Why are other people not like me?
Why am I a nerd and why so many other people simply not care?
What makes me different than them?
Do I care too much?
These were some of the questions that were running through my brain as I was growing up. I was a quiet, shy, I read quite a bit, played video games, read fantasy and science fiction, wore glasses and was taught to love life and ask why.
As I went to school, I realized that not everyone was like me. It seemed like many students didn’t like school at all, were interested much more in leaving, and mostly cared about sports and cars.
So, this made me ask these questions of identity:
- why did I care so much?
- Was this love of learning silly?
- Why did I meet so few people that were like myself?
This made me obsess about apathy: I realized that some people chose their attitude towards life. Honestly, we all go through this, right?
It’s about finding our identity as teenagers.
So, from that point on, I made it my mission to look at the world with eyes of abundance: in what ways can I make my life more meaningful? Is there evidence beyond what I want to believe that shows that there is value in the things I choose to do?
As a kid, I was often given praise as I was able to learn many things quickly. I did well in all the AP courses and often learned things in my free time, but I was convinced I had a fixed amount of talent. I always feared that someone would finally show I was a fake — that I didn’t deserve all the nice words people said about me.
Talent vs. Growth
There are certain parts of my life that I always believed I would be bad at – drawing is a great example. My dad often would talk about himself how, “I’ve never had any talent for drawing, whatsoever!”. I internalized my dad’s thoughts of himself to myself over time but applied it to several different things: playing french horn, my math skills, writing. Honestly, it was all over most of the things I did. I was convinced that I had talent, but it was fixed and not something I could change.
Now, Carol Dweck has written an amazing book about this called Mindset. But, I didn’t know it existed yet 😢
Fortunately, I had a really good senior English teacher, Mr. Martinez. He enjoyed EVERYTHING. He was like the teacher from Dead Poet’s Society:
He wasn’t as dramatic every day, but he had a fierce love of life I wanted to emulate. I thought, “how does this person feel so strong about life?”
So, I stayed after school and asked questions:
- Why do you smile so much?
- What makes you so lively?
- Where do you find the energy?
- Why do you like learning so much?
- Aren’t you every afraid of being wrong or showing you’re not as smart as people think you are?
Question by question a shadow of an answer started to form. I realized 3 things gradually:
- I did not have a fixed amount of intelligence! Life was not a battle about protecting how smart other people thought I was but was rather an opportunity to become a stronger person.
- The key difference was Mr. Martinez believed in the growth mindset: the idea that some of my skills initially may be in one place, but with focus and discipline, I can increase my ability beyond what I started with.

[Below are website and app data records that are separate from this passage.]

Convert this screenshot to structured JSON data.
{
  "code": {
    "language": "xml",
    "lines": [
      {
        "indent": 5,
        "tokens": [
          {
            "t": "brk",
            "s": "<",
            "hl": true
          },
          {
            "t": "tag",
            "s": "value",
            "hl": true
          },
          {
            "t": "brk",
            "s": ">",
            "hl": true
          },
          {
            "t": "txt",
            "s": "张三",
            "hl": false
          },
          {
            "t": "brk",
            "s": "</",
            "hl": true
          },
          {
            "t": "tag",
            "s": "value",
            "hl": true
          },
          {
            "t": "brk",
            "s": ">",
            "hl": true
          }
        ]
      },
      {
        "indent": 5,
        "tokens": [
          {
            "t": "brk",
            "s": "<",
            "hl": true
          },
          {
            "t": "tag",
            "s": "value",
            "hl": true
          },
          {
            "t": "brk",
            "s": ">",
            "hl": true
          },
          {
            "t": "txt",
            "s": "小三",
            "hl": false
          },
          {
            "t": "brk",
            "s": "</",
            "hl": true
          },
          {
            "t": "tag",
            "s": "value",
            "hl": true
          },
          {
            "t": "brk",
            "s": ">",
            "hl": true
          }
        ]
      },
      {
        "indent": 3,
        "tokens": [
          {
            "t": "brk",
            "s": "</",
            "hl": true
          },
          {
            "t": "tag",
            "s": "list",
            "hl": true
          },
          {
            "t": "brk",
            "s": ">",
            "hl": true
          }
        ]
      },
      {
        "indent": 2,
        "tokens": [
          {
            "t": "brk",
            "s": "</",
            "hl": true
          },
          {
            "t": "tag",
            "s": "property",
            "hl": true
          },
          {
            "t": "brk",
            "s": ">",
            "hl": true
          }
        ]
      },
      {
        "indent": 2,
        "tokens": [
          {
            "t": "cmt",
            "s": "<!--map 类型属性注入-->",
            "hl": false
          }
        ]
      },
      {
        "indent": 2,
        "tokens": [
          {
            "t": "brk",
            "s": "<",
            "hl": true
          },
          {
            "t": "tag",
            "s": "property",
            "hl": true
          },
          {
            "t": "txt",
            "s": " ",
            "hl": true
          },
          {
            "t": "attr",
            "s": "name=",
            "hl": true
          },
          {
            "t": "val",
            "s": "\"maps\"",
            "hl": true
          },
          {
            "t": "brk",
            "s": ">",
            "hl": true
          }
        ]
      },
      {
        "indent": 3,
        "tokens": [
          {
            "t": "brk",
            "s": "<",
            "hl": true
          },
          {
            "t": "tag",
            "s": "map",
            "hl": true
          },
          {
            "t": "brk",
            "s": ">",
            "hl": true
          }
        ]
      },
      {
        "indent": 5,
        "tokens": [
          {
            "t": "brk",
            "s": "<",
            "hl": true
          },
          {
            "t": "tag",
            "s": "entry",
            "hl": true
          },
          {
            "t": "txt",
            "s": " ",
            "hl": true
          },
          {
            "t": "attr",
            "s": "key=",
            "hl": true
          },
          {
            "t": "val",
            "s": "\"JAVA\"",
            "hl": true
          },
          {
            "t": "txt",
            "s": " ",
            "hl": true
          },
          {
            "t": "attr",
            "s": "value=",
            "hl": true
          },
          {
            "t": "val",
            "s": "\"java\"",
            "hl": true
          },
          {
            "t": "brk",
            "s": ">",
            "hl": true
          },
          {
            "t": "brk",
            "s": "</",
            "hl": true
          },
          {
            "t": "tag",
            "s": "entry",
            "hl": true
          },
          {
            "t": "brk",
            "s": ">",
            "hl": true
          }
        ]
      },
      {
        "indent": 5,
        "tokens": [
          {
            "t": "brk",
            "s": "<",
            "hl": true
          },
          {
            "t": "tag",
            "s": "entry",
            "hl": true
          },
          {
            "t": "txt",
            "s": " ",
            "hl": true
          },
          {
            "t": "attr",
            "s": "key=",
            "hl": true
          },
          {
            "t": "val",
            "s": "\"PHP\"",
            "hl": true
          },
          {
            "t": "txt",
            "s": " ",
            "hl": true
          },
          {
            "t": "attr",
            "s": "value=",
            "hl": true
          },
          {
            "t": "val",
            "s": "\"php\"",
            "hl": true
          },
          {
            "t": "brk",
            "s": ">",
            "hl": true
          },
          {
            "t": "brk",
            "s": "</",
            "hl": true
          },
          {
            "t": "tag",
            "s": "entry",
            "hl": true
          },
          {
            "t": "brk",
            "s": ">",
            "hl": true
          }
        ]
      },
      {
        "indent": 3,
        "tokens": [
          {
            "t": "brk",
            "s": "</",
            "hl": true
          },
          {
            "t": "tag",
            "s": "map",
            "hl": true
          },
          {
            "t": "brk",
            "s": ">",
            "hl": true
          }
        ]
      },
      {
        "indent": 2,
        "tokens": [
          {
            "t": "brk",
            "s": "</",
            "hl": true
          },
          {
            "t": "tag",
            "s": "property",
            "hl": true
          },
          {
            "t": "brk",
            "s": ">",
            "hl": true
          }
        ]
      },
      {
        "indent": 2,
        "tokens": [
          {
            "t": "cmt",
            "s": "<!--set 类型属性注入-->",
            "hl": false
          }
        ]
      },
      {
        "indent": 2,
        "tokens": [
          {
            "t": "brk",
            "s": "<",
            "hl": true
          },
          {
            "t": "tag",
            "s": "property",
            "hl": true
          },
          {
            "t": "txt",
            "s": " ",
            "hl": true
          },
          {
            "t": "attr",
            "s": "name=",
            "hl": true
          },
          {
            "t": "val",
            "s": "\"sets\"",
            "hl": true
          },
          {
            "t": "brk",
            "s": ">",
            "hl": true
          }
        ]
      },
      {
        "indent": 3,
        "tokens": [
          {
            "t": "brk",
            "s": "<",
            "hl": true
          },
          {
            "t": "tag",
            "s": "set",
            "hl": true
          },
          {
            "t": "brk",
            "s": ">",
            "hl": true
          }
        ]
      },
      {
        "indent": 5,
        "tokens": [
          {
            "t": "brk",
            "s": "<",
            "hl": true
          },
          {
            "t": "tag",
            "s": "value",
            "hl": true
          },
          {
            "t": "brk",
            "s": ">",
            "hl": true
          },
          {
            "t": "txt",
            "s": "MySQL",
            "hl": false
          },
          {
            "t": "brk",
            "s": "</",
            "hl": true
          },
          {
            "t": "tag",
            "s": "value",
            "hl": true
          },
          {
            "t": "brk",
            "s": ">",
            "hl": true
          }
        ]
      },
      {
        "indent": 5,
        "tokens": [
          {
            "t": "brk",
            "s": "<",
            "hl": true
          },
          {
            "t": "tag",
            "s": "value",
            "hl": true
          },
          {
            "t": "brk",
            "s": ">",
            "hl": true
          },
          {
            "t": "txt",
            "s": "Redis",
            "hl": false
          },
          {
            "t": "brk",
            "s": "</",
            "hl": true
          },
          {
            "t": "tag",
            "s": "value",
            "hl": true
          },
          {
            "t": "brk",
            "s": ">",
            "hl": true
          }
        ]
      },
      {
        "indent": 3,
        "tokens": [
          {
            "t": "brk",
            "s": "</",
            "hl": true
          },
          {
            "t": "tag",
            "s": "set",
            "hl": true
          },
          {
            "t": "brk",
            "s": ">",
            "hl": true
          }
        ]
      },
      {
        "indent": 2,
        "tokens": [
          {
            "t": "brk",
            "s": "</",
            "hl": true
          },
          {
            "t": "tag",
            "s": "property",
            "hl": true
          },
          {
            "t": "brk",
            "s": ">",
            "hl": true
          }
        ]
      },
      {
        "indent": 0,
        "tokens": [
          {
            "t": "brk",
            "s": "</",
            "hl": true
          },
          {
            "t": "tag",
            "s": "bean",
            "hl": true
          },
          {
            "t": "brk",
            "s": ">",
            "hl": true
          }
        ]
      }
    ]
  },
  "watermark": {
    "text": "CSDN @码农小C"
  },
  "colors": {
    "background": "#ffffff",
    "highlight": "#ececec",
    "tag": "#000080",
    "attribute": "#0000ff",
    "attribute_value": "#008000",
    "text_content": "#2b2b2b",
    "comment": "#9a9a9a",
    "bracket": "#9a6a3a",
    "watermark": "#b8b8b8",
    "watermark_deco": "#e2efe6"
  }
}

- Mr. Martinez was the first adult who genuinely showed a sense of wonder about the world as an adult. I would call it the Joy of Discovery as a kid and as an adult I realized it to simply be fierce mindfulness. He simply enjoyed experiencing things for themselves as I’ve written about here.
Growing Out of Genius Compliments
I was naturally good at a few things growing up: I could read quickly and I understood ideas well.
But over time, I grew to believe that’s who I was. I felt really depressed if I didn’t have the right answer.
I had identified myself as the really smart, nerdy kid and if I didn’t have that, I felt like I didn’t have anything else.
I started to realize this was incredibly limiting: I learned to make failure my friend and tried to emulate Mr. Martinez. I tried to visualize it: I had this picture of how every little thing I did added up to this picture of who I was and that if I really did things with care, I could turn that picture into something beautiful.
I kept this picture in my heart.
But that doesn’t mean I did it perfectly 😂😂😂
Fixed Parts of a Growing Mind
Just because I know had an optimistic view of the universe, doesn’t mean it magically worked everywhere in my life. I still thought I couldn’t draw (though I got slightly better as an adult: here’s my self-portrait from Graduate School)
I thought my skill at the french horn was finite. I didn’t have enough talent and could never catch up because I was too focused on it.
I thought my social skills sucked (I was quiet and I just didn’t have anything to say!).
Sometimes, we may believe one thing, but have carryover from our previous experiences or attitudes. I had to explicitly think:
What skills do I think I can master?
What are the things I am truly terrible at?
I realized, many years later, that this is how I treated my french horn playing. I believe I had a limited amount of skill and it was far beneath my colleagues. Instead of considering what was possible, I was boxed into what I saw. I obsessed about playing as they played instead of what the next thing I was capable of doing.
In the case of drawing, my wife taught me that it wasn’t that I was bad at it, but rather, it was that I had never tried to really teach myself or allowed myself to fail.
She continually inspired and pushed me until we grew a habit together of going out for a night of painting and giggles:
So, for me, it was a gradual process. I did not overnight go from having low-self-esteem to suddenly loving all parts of myself today. I got there piece by piece.
Are there parts of your life you think is fixed and can’t change?
I challenge you to think about a small way of changing it.